First, could you talk about your two degrees in Aeronautics and Astronautics? Specifically describing the moments when you decided to reroute the instrumentalities of your field, and pursue them instead in a highly singular, individualistic exploratory way?
I started MIT thinking I wanted to be a theoretical astrophysicist due to the philosophical implications of that field. I quickly realized though, that I needed more tactile engagement in my work in order to be satisfied. Aeronautics and Astronautics was a way for me to combine my interests in space and material. It mixed scientific concepts with material application, but wasn’t able to satisfy my desire to contemplate and build meaning. Only in my architecture and visual arts studies did I find a space to combine concept/theory, material, and meaning into a “tactile philosophy”. In these disciplines there was less discussion about rules and solutions, and more discussion about one’s interpretation of context, intent, and the implications of one’s process. This opened up the possibility of designing experience and meaning over objects and functionality.
Throughout my undergraduate studies I thought I would go on to get a Masters in Architecture and be an architect, but this changed when I was part of a team that conceived, designed, and built a group of micro satellites. At the end of the course we tested them aboard NASA’s parabolic-flight aircraft, the “Vomit Comet”, which produces 25-second periods of weightlessness and double-gravity.
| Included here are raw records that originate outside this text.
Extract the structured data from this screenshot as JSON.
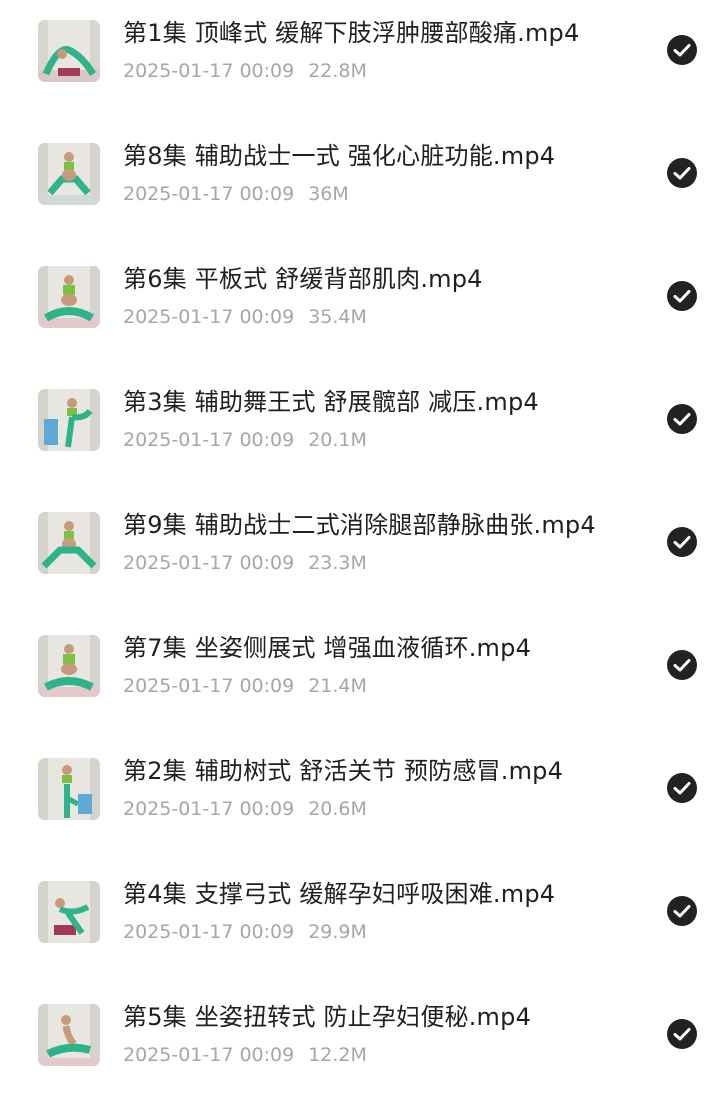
{
  "files": [
    {
      "name": "第1集 顶峰式 缓解下肢浮肿腰部酸痛.mp4",
      "date": "2025-01-17 00:09",
      "size": "22.8M",
      "checked": true
    },
    {
      "name": "第8集 辅助战士一式 强化心脏功能.mp4",
      "date": "2025-01-17 00:09",
      "size": "36M",
      "checked": true
    },
    {
      "name": "第6集 平板式 舒缓背部肌肉.mp4",
      "date": "2025-01-17 00:09",
      "size": "35.4M",
      "checked": true
    },
    {
      "name": "第3集 辅助舞王式 舒展髋部 减压.mp4",
      "date": "2025-01-17 00:09",
      "size": "20.1M",
      "checked": true
    },
    {
      "name": "第9集 辅助战士二式消除腿部静脉曲张.mp4",
      "date": "2025-01-17 00:09",
      "size": "23.3M",
      "checked": true
    },
    {
      "name": "第7集 坐姿侧展式 增强血液循环.mp4",
      "date": "2025-01-17 00:09",
      "size": "21.4M",
      "checked": true
    },
    {
      "name": "第2集 辅助树式 舒活关节 预防感冒.mp4",
      "date": "2025-01-17 00:09",
      "size": "20.6M",
      "checked": true
    },
    {
      "name": "第4集 支撑弓式 缓解孕妇呼吸困难.mp4",
      "date": "2025-01-17 00:09",
      "size": "29.9M",
      "checked": true
    },
    {
      "name": "第5集 坐姿扭转式 防止孕妇便秘.mp4",
      "date": "2025-01-17 00:09",
      "size": "12.2M",
      "checked": true
    }
  ],
  "icons": {
    "check": "check-circle-icon",
    "thumbnail": "video-thumbnail"
  },
  "colors": {
    "title": "#1f1f1f",
    "meta": "#a6a6a6",
    "check_fill": "#222222",
    "outfit": "#2fb38b",
    "top": "#7cc242"
  }
}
Instead of going to grad school in Architecture I got a Masters of Science in Aeronautics and Astronautics where my research was on advanced spacesuit design, a perfect combination of my interests in space, architecture, and bodily experience.
If there were any major turning points, they were spread out over my time at MIT ...